Scarcely a week before an existing ban on Internet access taxes is set to expire, the U.S. Senate late Thursday voted to let the prohibition live on for seven more years.
The compromise bill, which was approved by a voice vote, would prohibit state and local governments from taxing any service that enables users to connect to the Internet and some related services through 2014. That's three years longer than the version passed by the House of Representatives last week.
The bill won't go to the president's desk just yet. First, the House must approves the Senate's changes. Congressional aides said they were hopeful the whole process would conclude before current law's November 1 expiration date.
States that already had Internet access taxes in place before the ban took effect would still be allowed to keep them. They could also tax Internet services, albeit more indirectly, if they had already enacted broad-based laws that tax a business' gross income or receipts.
The approved version also addresses at least some of the concerns raised earlier Thursday by Sen. Ron Wyden (D-Ore.). Citing a Congressional Research Service memo, he said proposed changes to the scope of the ban under current law--and contained in the House bill approved last week--could unwittingly lead to taxes on e-mail, instant messaging and other Web services.
The Senate's bill was modified before the vote to include a section that says states can't tax "home page electronic mail and instant messaging (including voice--and video--capable electronic mail and instant messaging), video clips, and personal electronic storage capacity, that are provided independently or not packaged with Internet access."
Wyden, who first proposed the Internet tax ban in 1998, said the additional language resolves his "immediate concerns" but that he remains "concerned about the vast range of current and future services that are still exposed to the potential for taxation under this legislation."
To be sure, the bill is far from a blanket ban on all Internet-related taxation. Both the House and Senate versions explicitly say the prohibition does not include "voice, audio or video programming" that charges consumers a fee--such as IPTV and subscription-based Internet phone services--and basically any other "products and services" delivered over the Internet and not specifically exempted by the bill. (The bill also does not deal with the separate question of sales tax on goods purchased online.)
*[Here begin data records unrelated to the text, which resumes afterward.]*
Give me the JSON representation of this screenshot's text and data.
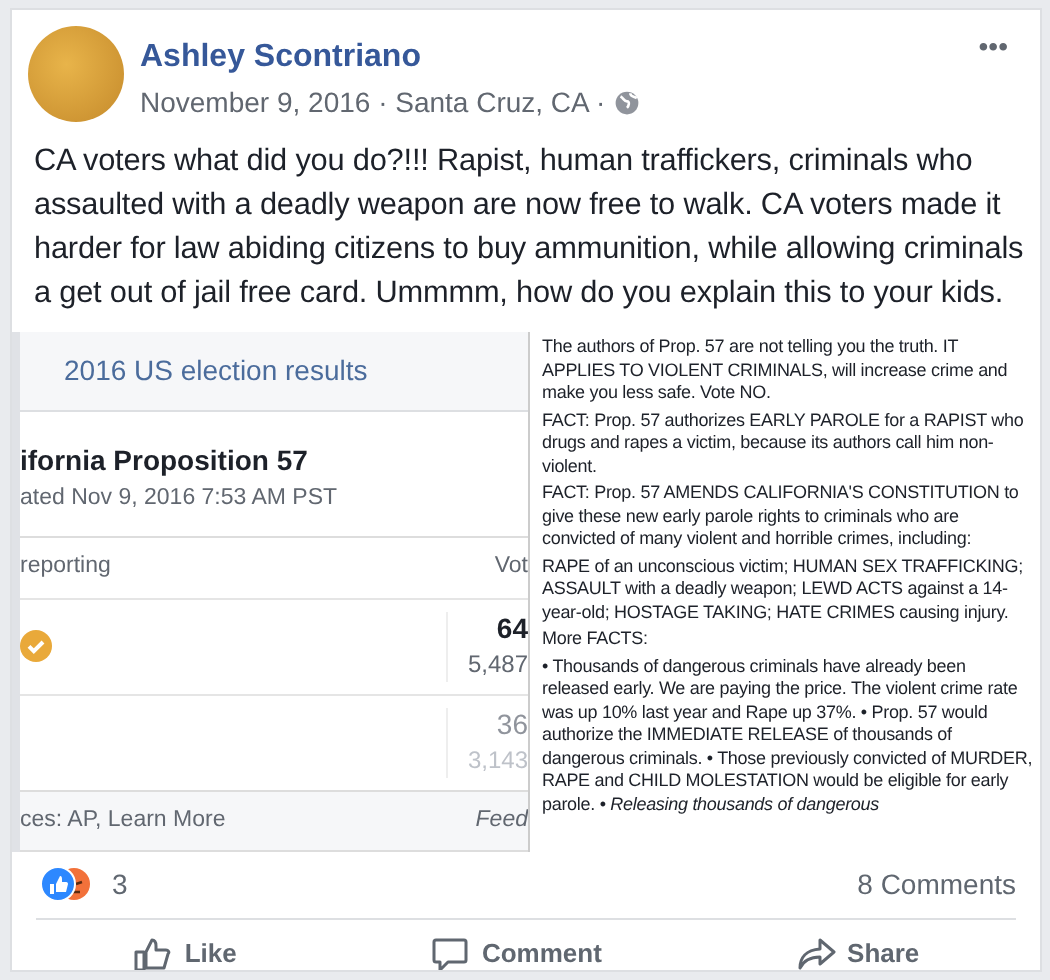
{
  "post": {
    "author": "Ashley Scontriano",
    "meta": "November 9, 2016 · Santa Cruz, CA ·",
    "menu": "•••",
    "text": "CA voters what did you do?!!! Rapist, human traffickers, criminals who assaulted with a deadly weapon are now free to walk. CA voters made it harder for law abiding citizens to buy ammunition, while allowing criminals a get out of jail free card. Ummmm, how do you explain this to your kids."
  },
  "election_widget": {
    "header": "2016 US election results",
    "title": "ifornia Proposition 57",
    "updated": "ated Nov 9, 2016 7:53 AM PST",
    "column_1": "reporting",
    "column_2": "Vot",
    "rows": [
      {
        "winner": true,
        "percent": "64",
        "votes": "5,487"
      },
      {
        "winner": false,
        "percent": "36",
        "votes": "3,143"
      }
    ],
    "footer_left": "ces: AP, Learn More",
    "footer_right": "Feed"
  },
  "overlay": {
    "paragraphs": [
      "The authors of Prop. 57 are not telling you the truth. IT APPLIES TO VIOLENT CRIMINALS, will increase crime and make you less safe. Vote NO.",
      "FACT: Prop. 57 authorizes EARLY PAROLE for a RAPIST who drugs and rapes a victim, because its authors call him non-violent.",
      "FACT: Prop. 57 AMENDS CALIFORNIA'S CONSTITUTION to give these new early parole rights to criminals who are convicted of many violent and horrible crimes, including:",
      "RAPE of an unconscious victim; HUMAN SEX TRAFFICKING; ASSAULT with a deadly weapon; LEWD ACTS against a 14-year-old; HOSTAGE TAKING; HATE CRIMES causing injury.",
      "More FACTS:",
      "• Thousands of dangerous criminals have already been released early. We are paying the price. The violent crime rate was up 10% last year and Rape up 37%. • Prop. 57 would authorize the IMMEDIATE RELEASE of thousands of dangerous criminals. • Those previously convicted of MURDER, RAPE and CHILD MOLESTATION would be eligible for early parole. • *Releasing thousands of dangerous*"
    ]
  },
  "reactions": {
    "count": "3"
  },
  "comments": "8 Comments",
  "actions": [
    {
      "kind": "like",
      "label": "Like"
    },
    {
      "kind": "comment",
      "label": "Comment"
    },
    {
      "kind": "share",
      "label": "Share"
    }
  ]
}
"I will continue to work to protect all Internet services from the web of taxation that has resulted in many telecommunications services paying tax rates as high as alcohol and tobacco," Wyden said in a statement.
A number of Senate Republicans had been agitating for a permanent tax ban, but state and local officials had balked at the idea because they argue they need the freedom to revisit the need for new revenue sources as technologies develop down the line.
Sens. Tom Carper (D-Del.) and Lamar Alexander (R-Tenn.), who preferred another temporary extension all along, said Thursday's compromise "is a common sense victory both for internet users and for state and local governments" and would avoid "unfunded federal mandates on states and cities."
Sen. John Sununu (R-N.H.), one of the most vocal proponents of a permanent ban, and Senate Minority Leader Mitch McConnell (R-Ky.) said they would continue to push for a permanent prohibition.
"In the meantime, the Senate has made real progress in the name of Internet tax freedom, passing improved legislation that offers more certainty for this national and global communication network," Sununu said in a statement after the vote.